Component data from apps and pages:
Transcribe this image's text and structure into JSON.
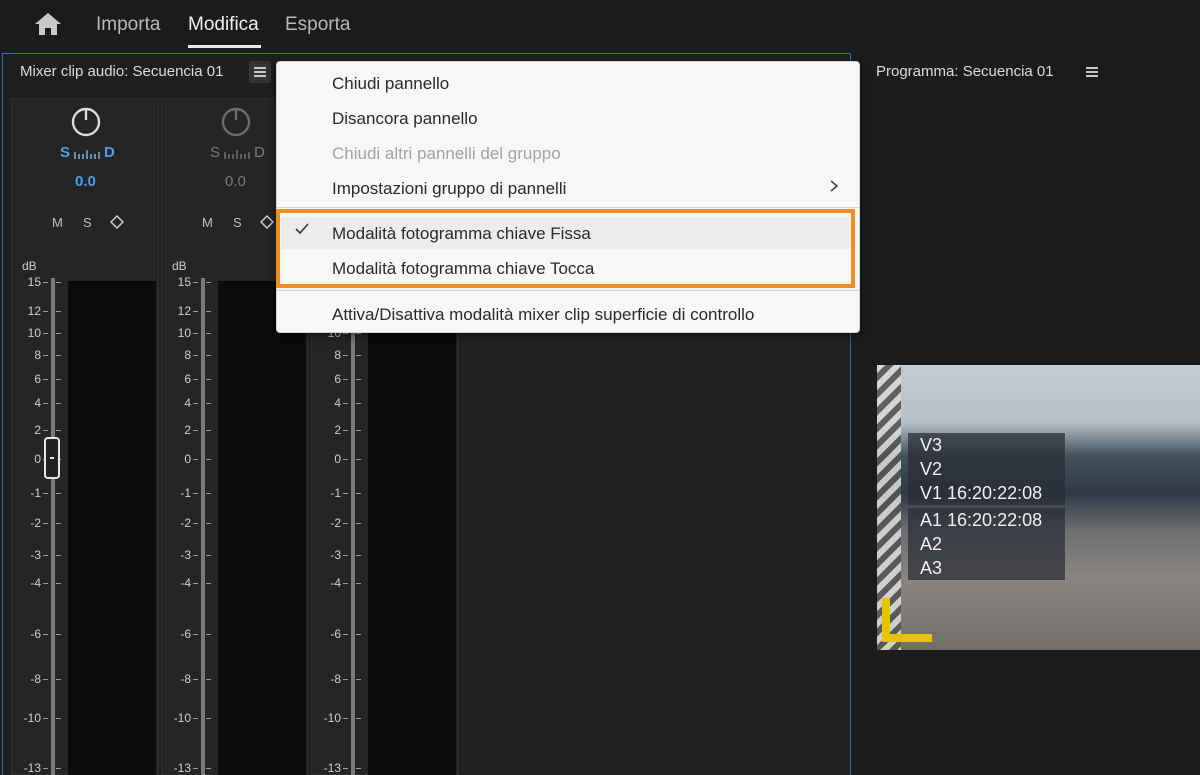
{
  "nav": {
    "tabs": [
      "Importa",
      "Modifica",
      "Esporta"
    ],
    "active_tab": "Modifica",
    "home_icon": "home-icon"
  },
  "audio_mixer": {
    "title": "Mixer clip audio: Secuencia 01",
    "menu_icon": "hamburger-menu-icon",
    "channels": [
      {
        "pan_left": "S",
        "pan_right": "D",
        "pan_value": "0.0",
        "active": true,
        "buttons": [
          "M",
          "S"
        ]
      },
      {
        "pan_left": "S",
        "pan_right": "D",
        "pan_value": "0.0",
        "active": false,
        "buttons": [
          "M",
          "S"
        ]
      },
      {
        "pan_left": "",
        "pan_right": "",
        "pan_value": "",
        "active": false,
        "buttons": []
      }
    ],
    "db_label": "dB",
    "scale": [
      "15",
      "12",
      "10",
      "8",
      "6",
      "4",
      "2",
      "0",
      "-1",
      "-2",
      "-3",
      "-4",
      "-6",
      "-8",
      "-10",
      "-13"
    ]
  },
  "program_monitor": {
    "title": "Programma: Secuencia 01",
    "menu_icon": "hamburger-menu-icon",
    "overlay_tracks": [
      "V3",
      "V2",
      "V1 16:20:22:08",
      "A1 16:20:22:08",
      "A2",
      "A3"
    ]
  },
  "context_menu": {
    "items": [
      {
        "label": "Chiudi pannello",
        "enabled": true
      },
      {
        "label": "Disancora pannello",
        "enabled": true
      },
      {
        "label": "Chiudi altri pannelli del gruppo",
        "enabled": false
      },
      {
        "label": "Impostazioni gruppo di pannelli",
        "enabled": true,
        "submenu": true
      },
      {
        "label": "Modalità fotogramma chiave Fissa",
        "enabled": true,
        "checked": true
      },
      {
        "label": "Modalità fotogramma chiave Tocca",
        "enabled": true
      },
      {
        "label": "Attiva/Disattiva modalità mixer clip superficie di controllo",
        "enabled": true
      }
    ]
  },
  "colors": {
    "accent_blue": "#4d9df0",
    "highlight_orange": "#ef8f1f",
    "marker_yellow": "#e6c400"
  }
}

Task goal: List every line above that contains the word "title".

Solution to the problem:
    "title": "Mixer clip audio: Secuencia 01",
    "title": "Programma: Secuencia 01",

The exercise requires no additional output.